The Aesthetics of Information
Feb. 6- 20, 2014
A Selection of Contributions and Exhibits
A small sampling of some of the contributions and exhibits. Video and audio contributions are linked below: a playful array of visualizations, translations, interpretations and manipulations of information.
by Gabriel Cira
Received Piece: Photograph
If every grain of a photograph wouldn’t not occlude every other that it’s not, then, without definition, every other as defined by the not, not the “not,” wouldn’t matter if it didn’t, which it wouldn’t.
"A Taxonomy of Transitions"
by Bill Rankin
Format: Digital Image
How would we understand cities differently if we rejected the idea of neighborhoods as coherent, homogeneous areas with well-defined boundaries? This map offers an alternative to the typical depiction of cartographic statistics: instead of shading large areas using solid colors, here Census data is represented with thousands of tiny dots.

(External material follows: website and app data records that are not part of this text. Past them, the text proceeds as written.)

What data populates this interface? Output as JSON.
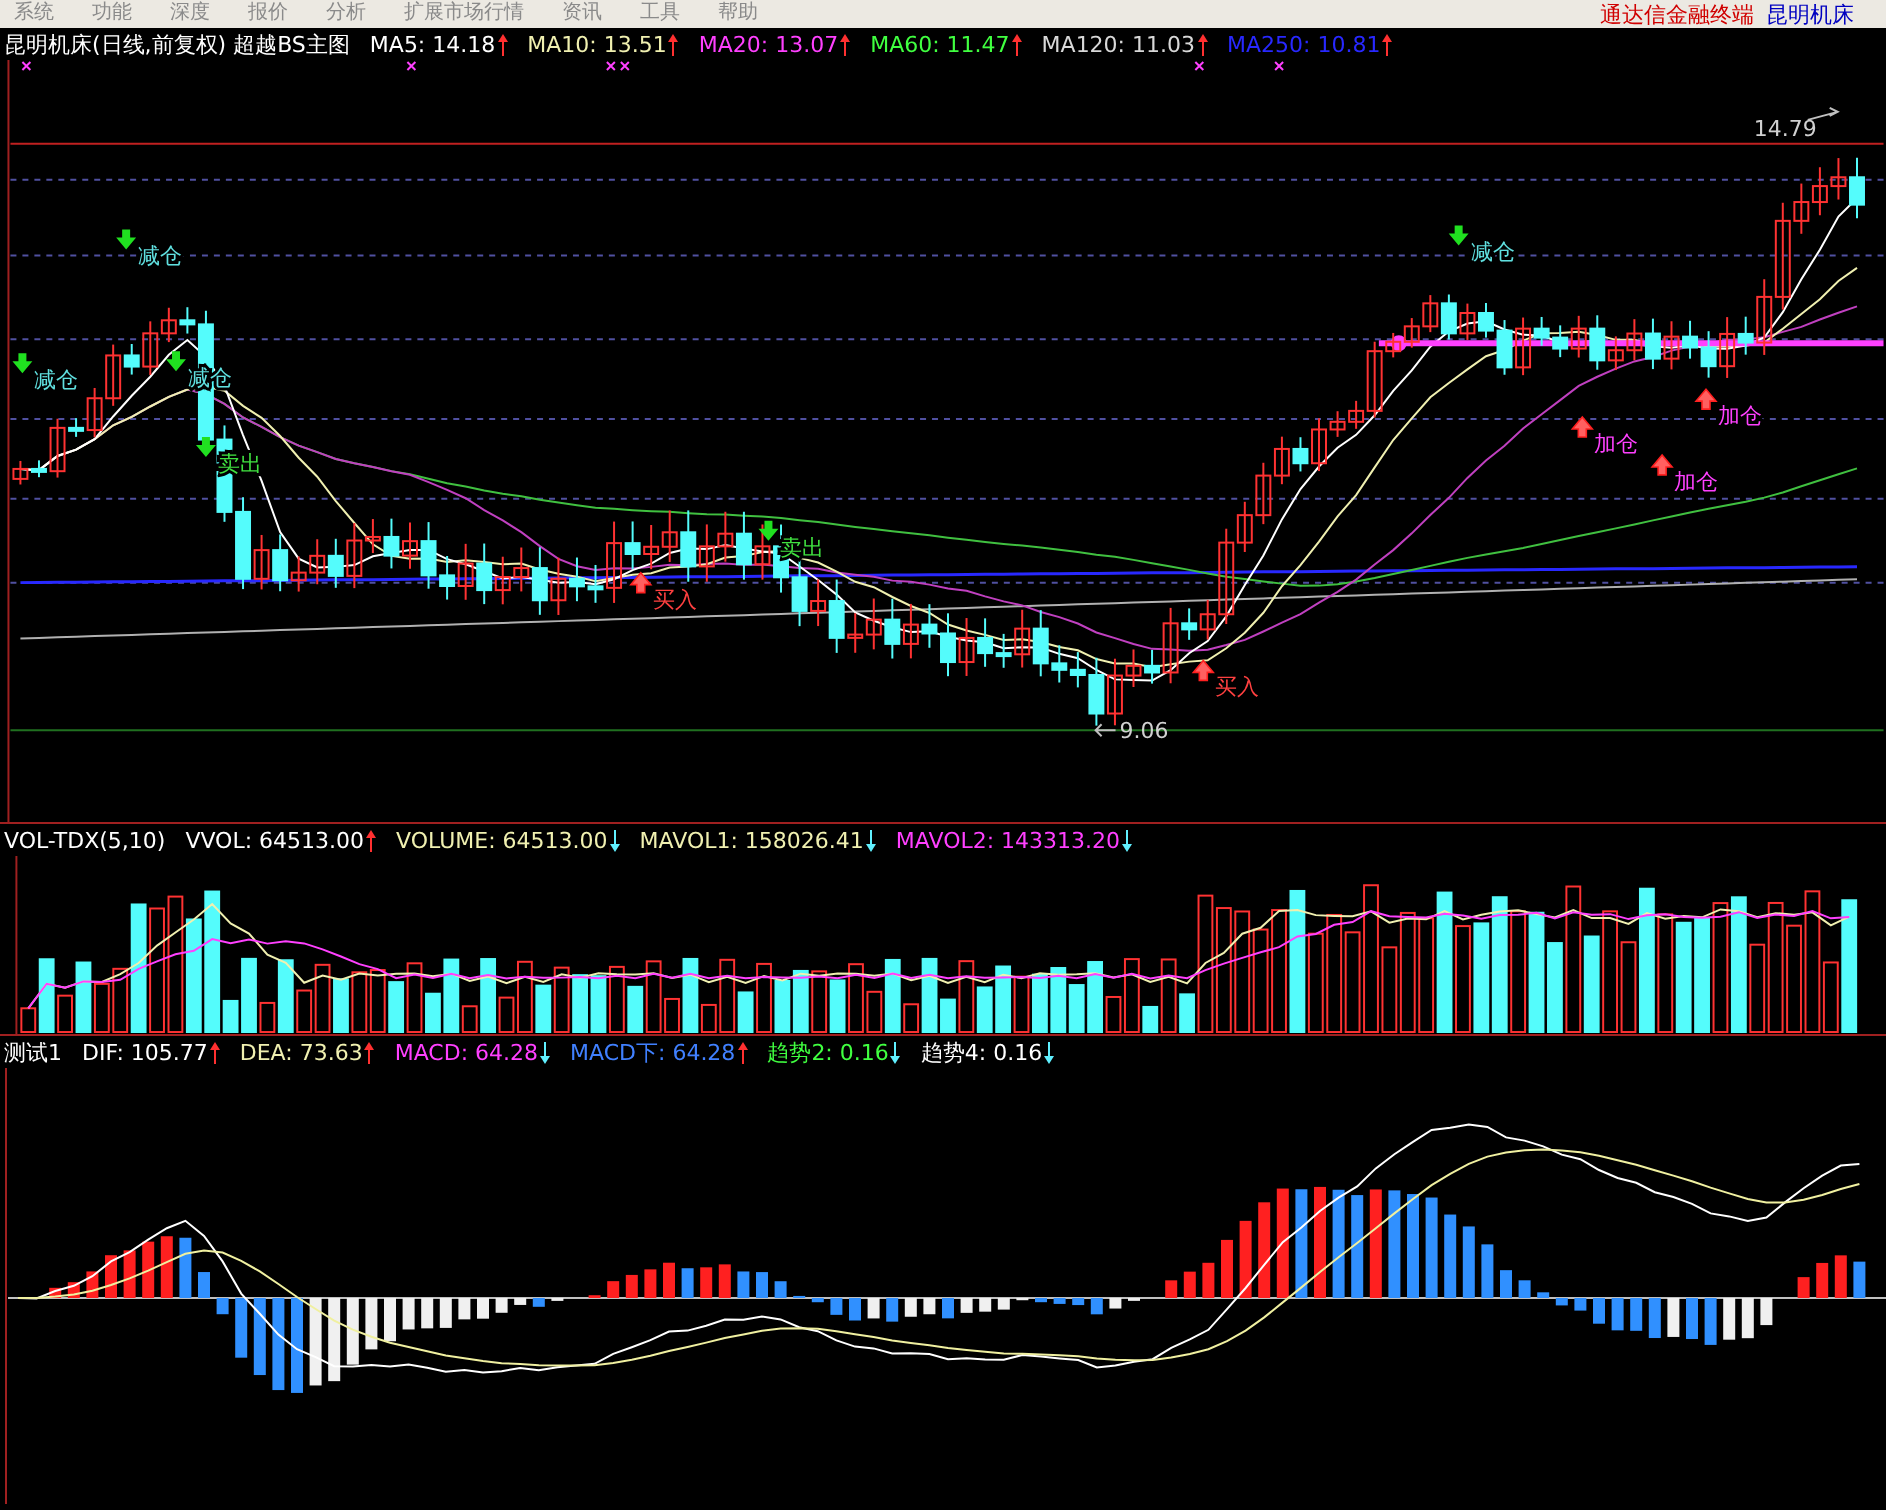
{
  "menu": [
    {
      "label": "系统"
    },
    {
      "label": "功能"
    },
    {
      "label": "深度"
    },
    {
      "label": "报价"
    },
    {
      "label": "分析"
    },
    {
      "label": "扩展市场行情"
    },
    {
      "label": "资讯"
    },
    {
      "label": "工具"
    },
    {
      "label": "帮助"
    }
  ],
  "brand": {
    "app": "通达信金融终端",
    "stock": "昆明机床"
  },
  "main_panel": {
    "title": "昆明机床(日线,前复权) 超越BS主图",
    "indicators": [
      {
        "label": "MA5: 14.18",
        "color": "#ffffff",
        "rising": true
      },
      {
        "label": "MA10: 13.51",
        "color": "#f0f0b0",
        "rising": true
      },
      {
        "label": "MA20: 13.07",
        "color": "#ff40ff",
        "rising": true
      },
      {
        "label": "MA60: 11.47",
        "color": "#40ff40",
        "rising": true
      },
      {
        "label": "MA120: 11.03",
        "color": "#d8d8d8",
        "rising": true
      },
      {
        "label": "MA250: 10.81",
        "color": "#2828ff",
        "rising": true
      }
    ],
    "high_label": "14.79",
    "low_label": "9.06",
    "signals": [
      {
        "kind": "reduce",
        "label": "减仓"
      },
      {
        "kind": "reduce",
        "label": "减仓"
      },
      {
        "kind": "reduce",
        "label": "减仓"
      },
      {
        "kind": "sell",
        "label": "卖出"
      },
      {
        "kind": "buy",
        "label": "买入"
      },
      {
        "kind": "sell",
        "label": "卖出"
      },
      {
        "kind": "buy",
        "label": "买入"
      },
      {
        "kind": "reduce",
        "label": "减仓"
      },
      {
        "kind": "add",
        "label": "加仓"
      },
      {
        "kind": "add",
        "label": "加仓"
      },
      {
        "kind": "add",
        "label": "加仓"
      }
    ]
  },
  "volume_panel": {
    "title": "VOL-TDX(5,10)",
    "indicators": [
      {
        "label": "VVOL: 64513.00",
        "color": "#ffffff",
        "rising": true
      },
      {
        "label": "VOLUME: 64513.00",
        "color": "#f0f0b0",
        "rising": false
      },
      {
        "label": "MAVOL1: 158026.41",
        "color": "#f0f0b0",
        "rising": false
      },
      {
        "label": "MAVOL2: 143313.20",
        "color": "#ff40ff",
        "rising": false
      }
    ]
  },
  "macd_panel": {
    "title": "测试1",
    "indicators": [
      {
        "label": "DIF: 105.77",
        "color": "#ffffff",
        "rising": true
      },
      {
        "label": "DEA: 73.63",
        "color": "#f0f0b0",
        "rising": true
      },
      {
        "label": "MACD: 64.28",
        "color": "#ff40ff",
        "rising": false
      },
      {
        "label": "MACD下: 64.28",
        "color": "#4080ff",
        "rising": true
      },
      {
        "label": "趋势2: 0.16",
        "color": "#40ff40",
        "rising": false
      },
      {
        "label": "趋势4: 0.16",
        "color": "#ffffff",
        "rising": false
      }
    ]
  }
}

These dots reveal a wide variety of spatial transitions and give a more nuanced understanding of urban segregation. Some transitions are indeed quite sharp – shockingly so! – but others are much more blurry. There are also large gaps and areas of genuine diversity. By drawing the city in a new way, can we change the city in new ways, too?
"Visualizing External Contacts in the World of Homer"
by Joanna Smith
Received Piece: Homer's Iliad and Odyssey
These two word clouds compare external contacts in Homer’s Iliad (top) and Odyssey (bottom). Shown are countries, cities, and personal names in geographically situated places outside the world inhabited by the epics’ protagonists. The original Greek words with no spelling changes appear alphabetically and horizontally, clustering terms clearly such as those related to Egypt, most frequently cited as Αἰγύπτῳ. Some colors reference key descriptors, such as golden Aphrodite (Ἀφροδίτη), Phoenician (Φοίνικες) purple, and the greenish tinge of weathered copper from Cyprus (Κύπρον). The Iliad’s limited external contacts and focus on personalities contrasts with the Odyssey’s greater frequency of distant places.
"Measuring Untimely Style"
by Emily Vailiauskas
Received Object: “Not mine own fears, nor the prophetic soul” (Text)
Stylometric analysis aims to date a text based on unusual diction that it shares with other texts in an author's corpus. This method tells us which words tend to appear early or late in an author's career, but it doesn't tell us whether these words were timely or untimely in relation to a larger literary culture. My work on Shakespeare deals with outmodedness, so I used the Google Ngram Viewer to determine how a sonnet that addresses this theme uses fashionable and unfashionable diction.
Symposium and Exhibition Program
THURSDAY, FEBRUARY 6, AT 5 PM: SCHOOL OF ARCHITECTURE
An opening reception (featuring an exhibit of experiments in the aesthetics of information; see below) will be held in the School of Architecture. All are welcome.
- One: the pool. Submit an object (broadly-defined: a text, an image, a piece of music or sound file, an artifact), something you are interested in, maybe working on. Another participant will take that object as his or her own, mining it for information, and deciding how that information might be represented most effectively, charismatically, beautifully, etc. By submitting an object, you incur the obligation to perform an information-extraction of your own on the object of another. (We will arrange a marketplace of sorts, to organize this exchange.)
- Two: the bathtub. In the second model, you choose the object, you render it as information, and you represent that information in a new form. Less chancy than option one, but also less chancy. (It does have the advantage of allowing you to experiment on work you might well want to continue; a good choice if you want to try making something for yourself that you might just use later on.)
We have prepared a page of digital resources for the use of participants, including a great plenty of tools for the extraction and representation of data. (Thanks to Ben Johnston of the Humanities Resource Center.) Please explore and experiment.